Extract the complete listing and output it unchanged.
═════ Material to process
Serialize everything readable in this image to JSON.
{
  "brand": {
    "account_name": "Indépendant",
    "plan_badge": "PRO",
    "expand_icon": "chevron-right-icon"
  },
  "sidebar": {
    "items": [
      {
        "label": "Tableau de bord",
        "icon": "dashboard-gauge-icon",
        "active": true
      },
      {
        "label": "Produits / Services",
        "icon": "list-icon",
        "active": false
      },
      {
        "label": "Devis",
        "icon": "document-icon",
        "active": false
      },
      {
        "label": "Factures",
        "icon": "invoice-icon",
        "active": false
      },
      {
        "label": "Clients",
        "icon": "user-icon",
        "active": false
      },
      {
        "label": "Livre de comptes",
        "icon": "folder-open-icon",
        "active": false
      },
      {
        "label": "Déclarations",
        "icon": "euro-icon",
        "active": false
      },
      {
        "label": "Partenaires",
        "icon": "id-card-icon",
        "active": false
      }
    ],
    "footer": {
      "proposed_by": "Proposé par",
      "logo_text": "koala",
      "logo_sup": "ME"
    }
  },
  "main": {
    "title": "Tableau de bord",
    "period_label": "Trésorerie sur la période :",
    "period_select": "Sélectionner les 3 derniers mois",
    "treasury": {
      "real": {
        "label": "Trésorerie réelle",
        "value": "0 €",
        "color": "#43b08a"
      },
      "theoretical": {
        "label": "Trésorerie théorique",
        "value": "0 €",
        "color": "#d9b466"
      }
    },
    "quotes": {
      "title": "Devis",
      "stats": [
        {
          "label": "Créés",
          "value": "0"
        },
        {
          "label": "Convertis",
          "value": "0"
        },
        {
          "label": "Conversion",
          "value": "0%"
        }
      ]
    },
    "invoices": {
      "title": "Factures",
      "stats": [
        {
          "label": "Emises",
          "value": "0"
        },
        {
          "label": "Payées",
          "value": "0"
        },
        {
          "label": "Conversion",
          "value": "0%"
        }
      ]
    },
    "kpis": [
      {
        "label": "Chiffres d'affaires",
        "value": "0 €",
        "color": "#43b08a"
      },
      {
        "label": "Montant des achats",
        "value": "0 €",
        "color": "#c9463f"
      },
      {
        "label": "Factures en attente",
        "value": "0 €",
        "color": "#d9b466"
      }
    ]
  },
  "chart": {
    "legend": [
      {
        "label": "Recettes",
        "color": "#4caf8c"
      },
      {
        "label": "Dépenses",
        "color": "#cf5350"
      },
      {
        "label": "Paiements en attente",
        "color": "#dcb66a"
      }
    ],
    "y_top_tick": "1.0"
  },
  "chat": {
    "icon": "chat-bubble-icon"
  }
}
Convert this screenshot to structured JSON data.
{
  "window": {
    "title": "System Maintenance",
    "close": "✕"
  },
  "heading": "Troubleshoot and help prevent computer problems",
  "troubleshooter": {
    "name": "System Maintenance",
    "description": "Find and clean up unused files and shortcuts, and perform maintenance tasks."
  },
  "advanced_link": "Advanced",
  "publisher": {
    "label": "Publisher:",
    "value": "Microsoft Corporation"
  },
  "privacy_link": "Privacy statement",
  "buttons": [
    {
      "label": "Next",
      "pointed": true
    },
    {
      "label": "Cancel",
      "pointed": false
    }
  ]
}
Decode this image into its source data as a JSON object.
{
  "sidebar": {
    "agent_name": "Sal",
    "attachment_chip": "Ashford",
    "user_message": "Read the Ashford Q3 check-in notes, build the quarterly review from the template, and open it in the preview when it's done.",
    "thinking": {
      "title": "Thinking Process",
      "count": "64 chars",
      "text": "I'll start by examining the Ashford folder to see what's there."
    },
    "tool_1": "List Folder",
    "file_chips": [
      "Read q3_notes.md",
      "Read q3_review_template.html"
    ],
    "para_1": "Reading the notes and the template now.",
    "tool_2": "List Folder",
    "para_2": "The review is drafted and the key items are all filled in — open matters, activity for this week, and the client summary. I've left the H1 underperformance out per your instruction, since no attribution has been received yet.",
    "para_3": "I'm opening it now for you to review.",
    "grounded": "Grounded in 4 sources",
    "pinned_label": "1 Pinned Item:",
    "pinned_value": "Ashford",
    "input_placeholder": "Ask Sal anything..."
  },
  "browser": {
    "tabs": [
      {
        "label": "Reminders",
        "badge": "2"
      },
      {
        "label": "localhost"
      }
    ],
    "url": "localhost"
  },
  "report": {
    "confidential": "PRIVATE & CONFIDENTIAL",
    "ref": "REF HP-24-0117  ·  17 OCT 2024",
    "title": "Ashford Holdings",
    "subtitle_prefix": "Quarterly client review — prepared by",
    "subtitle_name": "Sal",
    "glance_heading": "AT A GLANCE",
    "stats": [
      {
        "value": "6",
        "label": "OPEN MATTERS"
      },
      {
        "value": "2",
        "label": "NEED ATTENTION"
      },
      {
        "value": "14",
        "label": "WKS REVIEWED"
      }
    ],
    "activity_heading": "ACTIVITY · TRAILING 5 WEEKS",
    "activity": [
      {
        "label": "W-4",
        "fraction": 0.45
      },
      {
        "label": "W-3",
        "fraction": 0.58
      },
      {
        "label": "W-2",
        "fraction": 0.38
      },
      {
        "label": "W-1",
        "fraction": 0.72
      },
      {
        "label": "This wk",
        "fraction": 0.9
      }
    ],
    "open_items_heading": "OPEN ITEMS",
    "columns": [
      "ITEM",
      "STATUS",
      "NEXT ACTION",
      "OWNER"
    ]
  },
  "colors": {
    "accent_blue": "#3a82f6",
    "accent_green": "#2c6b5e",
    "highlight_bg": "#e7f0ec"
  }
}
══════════
### Exercise response
Serialize everything readable in this image to JSON.
{
  "brand": {
    "account_name": "Indépendant",
    "plan_badge": "PRO",
    "expand_icon": "chevron-right-icon"
  },
  "sidebar": {
    "items": [
      {
        "label": "Tableau de bord",
        "icon": "dashboard-gauge-icon",
        "active": true
      },
      {
        "label": "Produits / Services",
        "icon": "list-icon",
        "active": false
      },
      {
        "label": "Devis",
        "icon": "document-icon",
        "active": false
      },
      {
        "label": "Factures",
        "icon": "invoice-icon",
        "active": false
      },
      {
        "label": "Clients",
        "icon": "user-icon",
        "active": false
      },
      {
        "label": "Livre de comptes",
        "icon": "folder-open-icon",
        "active": false
      },
      {
        "label": "Déclarations",
        "icon": "euro-icon",
        "active": false
      },
      {
        "label": "Partenaires",
        "icon": "id-card-icon",
        "active": false
      }
    ],
    "footer": {
      "proposed_by": "Proposé par",
      "logo_text": "koala",
      "logo_sup": "ME"
    }
  },
  "main": {
    "title": "Tableau de bord",
    "period_label": "Trésorerie sur la période :",
    "period_select": "Sélectionner les 3 derniers mois",
    "treasury": {
      "real": {
        "label": "Trésorerie réelle",
        "value": "0 €",
        "color": "#43b08a"
      },
      "theoretical": {
        "label": "Trésorerie théorique",
        "value": "0 €",
        "color": "#d9b466"
      }
    },
    "quotes": {
      "title": "Devis",
      "stats": [
        {
          "label": "Créés",
          "value": "0"
        },
        {
          "label": "Convertis",
          "value": "0"
        },
        {
          "label": "Conversion",
          "value": "0%"
        }
      ]
    },
    "invoices": {
      "title": "Factures",
      "stats": [
        {
          "label": "Emises",
          "value": "0"
        },
        {
          "label": "Payées",
          "value": "0"
        },
        {
          "label": "Conversion",
          "value": "0%"
        }
      ]
    },
    "kpis": [
      {
        "label": "Chiffres d'affaires",
        "value": "0 €",
        "color": "#43b08a"
      },
      {
        "label": "Montant des achats",
        "value": "0 €",
        "color": "#c9463f"
      },
      {
        "label": "Factures en attente",
        "value": "0 €",
        "color": "#d9b466"
      }
    ]
  },
  "chart": {
    "legend": [
      {
        "label": "Recettes",
        "color": "#4caf8c"
      },
      {
        "label": "Dépenses",
        "color": "#cf5350"
      },
      {
        "label": "Paiements en attente",
        "color": "#dcb66a"
      }
    ],
    "y_top_tick": "1.0"
  },
  "chat": {
    "icon": "chat-bubble-icon"
  }
}
Convert this screenshot to structured JSON data.
{
  "window": {
    "title": "System Maintenance",
    "close": "✕"
  },
  "heading": "Troubleshoot and help prevent computer problems",
  "troubleshooter": {
    "name": "System Maintenance",
    "description": "Find and clean up unused files and shortcuts, and perform maintenance tasks."
  },
  "advanced_link": "Advanced",
  "publisher": {
    "label": "Publisher:",
    "value": "Microsoft Corporation"
  },
  "privacy_link": "Privacy statement",
  "buttons": [
    {
      "label": "Next",
      "pointed": true
    },
    {
      "label": "Cancel",
      "pointed": false
    }
  ]
}
Decode this image into its source data as a JSON object.
{
  "sidebar": {
    "agent_name": "Sal",
    "attachment_chip": "Ashford",
    "user_message": "Read the Ashford Q3 check-in notes, build the quarterly review from the template, and open it in the preview when it's done.",
    "thinking": {
      "title": "Thinking Process",
      "count": "64 chars",
      "text": "I'll start by examining the Ashford folder to see what's there."
    },
    "tool_1": "List Folder",
    "file_chips": [
      "Read q3_notes.md",
      "Read q3_review_template.html"
    ],
    "para_1": "Reading the notes and the template now.",
    "tool_2": "List Folder",
    "para_2": "The review is drafted and the key items are all filled in — open matters, activity for this week, and the client summary. I've left the H1 underperformance out per your instruction, since no attribution has been received yet.",
    "para_3": "I'm opening it now for you to review.",
    "grounded": "Grounded in 4 sources",
    "pinned_label": "1 Pinned Item:",
    "pinned_value": "Ashford",
    "input_placeholder": "Ask Sal anything..."
  },
  "browser": {
    "tabs": [
      {
        "label": "Reminders",
        "badge": "2"
      },
      {
        "label": "localhost"
      }
    ],
    "url": "localhost"
  },
  "report": {
    "confidential": "PRIVATE & CONFIDENTIAL",
    "ref": "REF HP-24-0117  ·  17 OCT 2024",
    "title": "Ashford Holdings",
    "subtitle_prefix": "Quarterly client review — prepared by",
    "subtitle_name": "Sal",
    "glance_heading": "AT A GLANCE",
    "stats": [
      {
        "value": "6",
        "label": "OPEN MATTERS"
      },
      {
        "value": "2",
        "label": "NEED ATTENTION"
      },
      {
        "value": "14",
        "label": "WKS REVIEWED"
      }
    ],
    "activity_heading": "ACTIVITY · TRAILING 5 WEEKS",
    "activity": [
      {
        "label": "W-4",
        "fraction": 0.45
      },
      {
        "label": "W-3",
        "fraction": 0.58
      },
      {
        "label": "W-2",
        "fraction": 0.38
      },
      {
        "label": "W-1",
        "fraction": 0.72
      },
      {
        "label": "This wk",
        "fraction": 0.9
      }
    ],
    "open_items_heading": "OPEN ITEMS",
    "columns": [
      "ITEM",
      "STATUS",
      "NEXT ACTION",
      "OWNER"
    ]
  },
  "colors": {
    "accent_blue": "#3a82f6",
    "accent_green": "#2c6b5e",
    "highlight_bg": "#e7f0ec"
  }
}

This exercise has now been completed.